As an artistic collaboration Bridge Song has developed in multiple layers within a staged process. The first is development of visual, textural and movement based material on location and through studio based research. It involves the intense working relationship between dancer Rebecca Youdell and myself. Not a new collaboration, over a number of years we have developed projects stemming from a mutual interest in art and environment concerns. For Bridge Song this process has extended the creative visualisation of human to environment relationships. As exposure to the precinct started to infuse the imagination, I was able to offer choreographic concepts to Rebecca as a foundation for studio based movement investigation. As indicators these choreographic concepts provided a number of feedback cycles which in-turn infused the imagination suggesting ideas for some of the video sequences. For example the concept of Newspaper Spirit a scene occurring at the beginning of the performance component has the performer in an inverted position, moving slowly imperceptibly. The corresponding video sequence depicts a discarded newspaper gently moving on air currents. The dancers response to time, place, sound and image are moments that surface in the work. Equally swelling the content and duration of the performance component.
The collaborative layers are conversations using various communicative and creative tools. Associations and responses play off each other and a body of material develops around the theme. Limitations and extensions are evaluated, initially defining parameters for ongoing direction. Evaluation and auditing of resources both creative and physical punctuated the collaborative process several times over the projects development. Significant signposts for ongoing direction were: creative satisfaction within developing components, financial resources available to process and product, development of artistic collaboration and quality of interrelationships with associate entities.
With enough of the content developed to establish scene lists and transitions the original collaborative layer became fragmented into specific discipline tasks and focused artform development. For myself the tasks included producing video components that integrate into stage design and performance elements, stage and lighting design as well as graphic ephemera. The collaboration with musicians developed into significant aspects of the stage component. For example one scene I had been developing prior to meeting the musicians involved the image of performers manipulating burning rope to symbolise the metaphor of burning bridges. Erik Griswold's composition for drums with sticks attached by ropes substituted burning bridges with the scene Bridging the Gap. The burning ropes remain in development. When listening to the Clocked Out Duo recordings I could recognise an element of playfulness and humour. This was a welcome quality, which informed and introduced some new directions.
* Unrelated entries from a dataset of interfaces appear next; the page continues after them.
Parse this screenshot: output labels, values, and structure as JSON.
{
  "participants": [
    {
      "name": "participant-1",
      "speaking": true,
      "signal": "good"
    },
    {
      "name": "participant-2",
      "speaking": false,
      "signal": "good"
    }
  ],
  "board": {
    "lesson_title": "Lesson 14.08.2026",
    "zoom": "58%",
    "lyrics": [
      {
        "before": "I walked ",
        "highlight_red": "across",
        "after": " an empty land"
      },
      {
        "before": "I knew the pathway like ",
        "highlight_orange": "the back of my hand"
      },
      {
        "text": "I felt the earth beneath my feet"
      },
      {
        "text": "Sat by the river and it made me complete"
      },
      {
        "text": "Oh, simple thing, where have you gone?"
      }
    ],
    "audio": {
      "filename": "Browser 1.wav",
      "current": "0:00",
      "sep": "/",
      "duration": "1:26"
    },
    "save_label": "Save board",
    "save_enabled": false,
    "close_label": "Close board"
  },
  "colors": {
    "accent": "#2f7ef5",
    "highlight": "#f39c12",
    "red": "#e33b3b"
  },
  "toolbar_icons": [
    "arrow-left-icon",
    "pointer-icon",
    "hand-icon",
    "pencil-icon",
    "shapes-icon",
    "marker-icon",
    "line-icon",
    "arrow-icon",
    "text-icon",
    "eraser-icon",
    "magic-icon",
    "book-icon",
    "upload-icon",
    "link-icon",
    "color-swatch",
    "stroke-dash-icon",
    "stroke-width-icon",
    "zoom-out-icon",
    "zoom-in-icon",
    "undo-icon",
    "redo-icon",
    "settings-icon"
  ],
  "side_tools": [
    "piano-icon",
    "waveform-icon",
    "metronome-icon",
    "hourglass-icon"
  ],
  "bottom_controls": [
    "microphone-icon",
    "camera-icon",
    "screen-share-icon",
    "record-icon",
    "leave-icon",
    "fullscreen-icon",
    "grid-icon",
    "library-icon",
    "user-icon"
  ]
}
For example the collection of percussion instruments inspired me to design a drum cage as a framing device for Vanessa Tomlinson to perform within while simultaneously fulfilling the need to extend stage and performance dynamics.